Mumbai: The country’s largest drugmaker by value, Sun Pharmaceutical Industries Ltd, is making a push to enter regions outside the US and Europe, the export markets that Indian pharma firms traditionally focus on.
The company took a beating in the US after its acquired subsidiary Caraco Pharmaceutical Laboratories Ltd was served with a non-compliance action by the US Food and Drug Administration in 2008.
Download link here | Hear Ranjit Kapadia, V-P, HDFC Securities, talk about Sun Pharma’s strategy in Brazil, Mexico and other new markets
It has now identified at least seven countries—Russia, China, Brazil, Mexico, Korea, South Africa and Japan—for the first phase of its new emerging markets initiative, said a company executive, who didn’t want to be identified.
The drug markets in these countries are collectively estimated at around $60 billion (Rs2.68 trillion), global drug retail researcher IMS Health said in a January report.
Challenges ahead: Sun Pharma chief executive S. Kalyanasundaram will take charge of the focus markets, apart from India. Indranil Mukherjee/AFP
Sun Pharma currently gets nearly 9% of its total sales from these markets. Recently it acquired manufacturing facilities in Mexico and Brazil.

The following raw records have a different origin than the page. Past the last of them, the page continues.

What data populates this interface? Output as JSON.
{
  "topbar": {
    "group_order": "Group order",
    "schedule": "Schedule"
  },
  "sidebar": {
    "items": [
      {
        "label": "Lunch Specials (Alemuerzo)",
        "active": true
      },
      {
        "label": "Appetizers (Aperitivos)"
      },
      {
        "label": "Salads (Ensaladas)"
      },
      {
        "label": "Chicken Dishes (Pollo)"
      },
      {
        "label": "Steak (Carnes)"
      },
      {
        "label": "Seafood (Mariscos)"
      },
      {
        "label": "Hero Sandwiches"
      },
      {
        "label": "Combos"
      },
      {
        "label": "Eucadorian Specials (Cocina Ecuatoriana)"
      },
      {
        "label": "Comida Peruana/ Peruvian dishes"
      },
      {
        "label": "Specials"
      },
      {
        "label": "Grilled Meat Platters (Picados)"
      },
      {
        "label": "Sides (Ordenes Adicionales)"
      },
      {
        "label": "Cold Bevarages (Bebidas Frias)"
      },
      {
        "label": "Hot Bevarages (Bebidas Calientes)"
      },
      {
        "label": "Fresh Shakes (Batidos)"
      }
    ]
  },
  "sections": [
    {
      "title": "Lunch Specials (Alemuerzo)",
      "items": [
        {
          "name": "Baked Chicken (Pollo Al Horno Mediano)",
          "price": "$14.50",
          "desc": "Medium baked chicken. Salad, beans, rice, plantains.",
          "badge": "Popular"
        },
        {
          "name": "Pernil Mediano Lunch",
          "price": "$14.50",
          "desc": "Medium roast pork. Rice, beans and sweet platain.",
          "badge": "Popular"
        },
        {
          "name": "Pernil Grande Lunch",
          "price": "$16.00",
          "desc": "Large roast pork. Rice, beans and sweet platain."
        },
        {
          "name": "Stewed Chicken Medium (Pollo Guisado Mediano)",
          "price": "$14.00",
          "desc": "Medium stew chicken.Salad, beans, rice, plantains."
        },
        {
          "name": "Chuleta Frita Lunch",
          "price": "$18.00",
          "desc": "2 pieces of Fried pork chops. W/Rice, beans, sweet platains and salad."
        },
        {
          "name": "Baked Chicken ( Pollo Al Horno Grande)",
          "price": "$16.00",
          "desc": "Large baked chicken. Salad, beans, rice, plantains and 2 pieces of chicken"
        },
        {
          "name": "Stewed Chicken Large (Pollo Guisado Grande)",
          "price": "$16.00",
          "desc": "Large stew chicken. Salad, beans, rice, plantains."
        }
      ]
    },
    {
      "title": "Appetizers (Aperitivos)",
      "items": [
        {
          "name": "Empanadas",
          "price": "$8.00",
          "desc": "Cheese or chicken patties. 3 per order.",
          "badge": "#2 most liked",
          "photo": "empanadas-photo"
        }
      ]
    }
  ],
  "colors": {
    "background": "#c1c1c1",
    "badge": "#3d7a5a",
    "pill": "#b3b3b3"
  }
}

A spokesperson for Sun Pharma said the company’s new CEO S. Kalyanasundaram will take charge of the focus markets, apart from India. Kalyanasundaram, who was head of commercial excellence for Asia-Pacific at the world’s second largest drug maker GlaxoSmithkline Plc, joined Sun Pharma on 1 April. He was earlier managing director of GSK India.
“The local facilities in Mexico and Brazil are small and local market specific. There, the company will follow a mix of local production and exports from India as per the market dynamics,” said the spokesperson. He didn’t give details of the investments made for these acquisitions.
“It is the need of the hour for Sun Pharmaceuticals to look at new markets as its recovery in US sales may take an indefinite time as Caraco faces serious compliance issues,” said Ranjit Kapadia, vice president (institutional research), HDFC Securities Ltd.
Even otherwise, a geographical shift is imperative for Indian drug makers as even well-regarded markets in Europe are turning more price sensitive, said Kapadia. Margins from these markets are likely to shrink further, he added.
“Sun has not been there in many of these emerging markets till now,” Kapadia said. “But it seems serious about these non-traditional markets now and the appointment of Kalyanasundaram as chief executive with charges of these markets will help a lot to strategize these businesses as he has so much of experience in these geographies.”
Muralidharan Nair, partner, lifesciences practices, at advisory firm Ernst and Young, said the market for branded generic drugs in the new focus countries presents high profit and growth opportunities, even at low volumes.
This new strategy for Sun, which is fighting a legal battle to take over Israeli drug maker Taro Pharmaceutical Industries Ltd, is in line with changes in the world pharmaceutical market.
IMS Health had in 2006 predicted a shift away from countries such as the US, the UK, France, Germany, Italy, Spain and Canada to a set of “pharmerging” markets.
It had estimated that China, Brazil, Russia, India, Mexico and other such nations would represent 12% of the world drug market by 2011 and contribute close to 20% of global pharma growth by then.
Sun Pharma shares fell 1.36% to close at Rs1,773 on Thursday on the Bombay Stock Exchange. The Sensex closed 255.62 points, or 1.42% down at 17,714.40.